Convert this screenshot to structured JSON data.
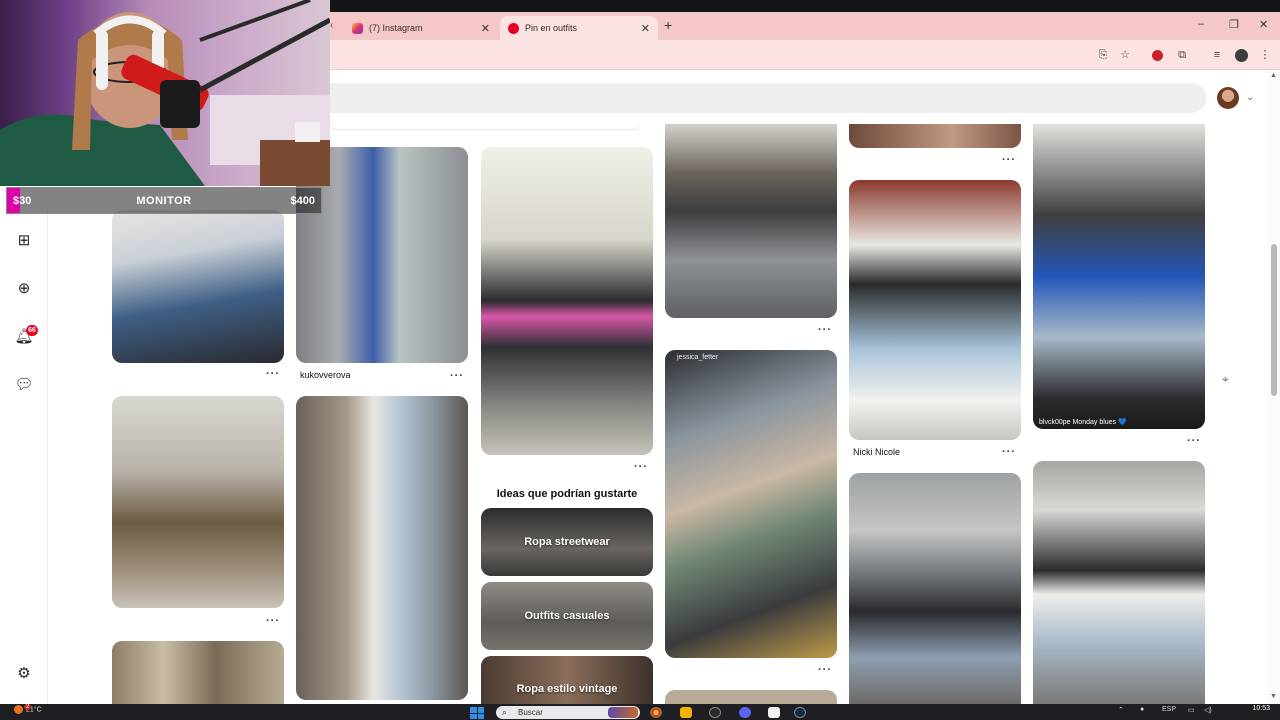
{
  "browser": {
    "tabs": [
      {
        "title": "(7) Instagram",
        "icon": "instagram-icon",
        "active": false
      },
      {
        "title": "Pin en outfits",
        "icon": "pinterest-icon",
        "active": true
      }
    ],
    "new_tab_label": "+",
    "close_glyph": "✕",
    "window_controls": {
      "minimize": "–",
      "maximize": "❐",
      "close": "✕"
    }
  },
  "overlay": {
    "goal_min": "$30",
    "goal_label": "MONITOR",
    "goal_max": "$400",
    "progress_fraction": 0.04,
    "accent_color": "#e000a8"
  },
  "sidebar": {
    "icons": [
      "boards-icon",
      "create-icon",
      "notifications-icon",
      "messages-icon",
      "settings-icon"
    ],
    "notification_count": "66"
  },
  "pins": {
    "captions": {
      "kukov": "kukovverova",
      "nicki": "Nicki Nicole",
      "blvck": "blvck00pe Monday blues 💙",
      "jessica": "jessica_fetter"
    },
    "more_glyph": "···"
  },
  "ideas": {
    "title": "Ideas que podrían gustarte",
    "items": [
      "Ropa streetwear",
      "Outfits casuales",
      "Ropa estilo vintage"
    ]
  },
  "taskbar": {
    "weather": "21°C",
    "weather_badge": "2",
    "search_placeholder": "Buscar",
    "language": "ESP",
    "time": "10:53"
  },
  "colors": {
    "tab_bar": "#f4c7c9",
    "pinterest_red": "#e60023",
    "taskbar": "#1f1f23"
  }
}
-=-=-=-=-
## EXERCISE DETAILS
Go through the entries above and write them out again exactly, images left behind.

## EXERCISE OUTPUT
Convert this screenshot to structured JSON data.
{
  "browser": {
    "tabs": [
      {
        "title": "(7) Instagram",
        "icon": "instagram-icon",
        "active": false
      },
      {
        "title": "Pin en outfits",
        "icon": "pinterest-icon",
        "active": true
      }
    ],
    "new_tab_label": "+",
    "close_glyph": "✕",
    "window_controls": {
      "minimize": "–",
      "maximize": "❐",
      "close": "✕"
    }
  },
  "overlay": {
    "goal_min": "$30",
    "goal_label": "MONITOR",
    "goal_max": "$400",
    "progress_fraction": 0.04,
    "accent_color": "#e000a8"
  },
  "sidebar": {
    "icons": [
      "boards-icon",
      "create-icon",
      "notifications-icon",
      "messages-icon",
      "settings-icon"
    ],
    "notification_count": "66"
  },
  "pins": {
    "captions": {
      "kukov": "kukovverova",
      "nicki": "Nicki Nicole",
      "blvck": "blvck00pe Monday blues 💙",
      "jessica": "jessica_fetter"
    },
    "more_glyph": "···"
  },
  "ideas": {
    "title": "Ideas que podrían gustarte",
    "items": [
      "Ropa streetwear",
      "Outfits casuales",
      "Ropa estilo vintage"
    ]
  },
  "taskbar": {
    "weather": "21°C",
    "weather_badge": "2",
    "search_placeholder": "Buscar",
    "language": "ESP",
    "time": "10:53"
  },
  "colors": {
    "tab_bar": "#f4c7c9",
    "pinterest_red": "#e60023",
    "taskbar": "#1f1f23"
  }
}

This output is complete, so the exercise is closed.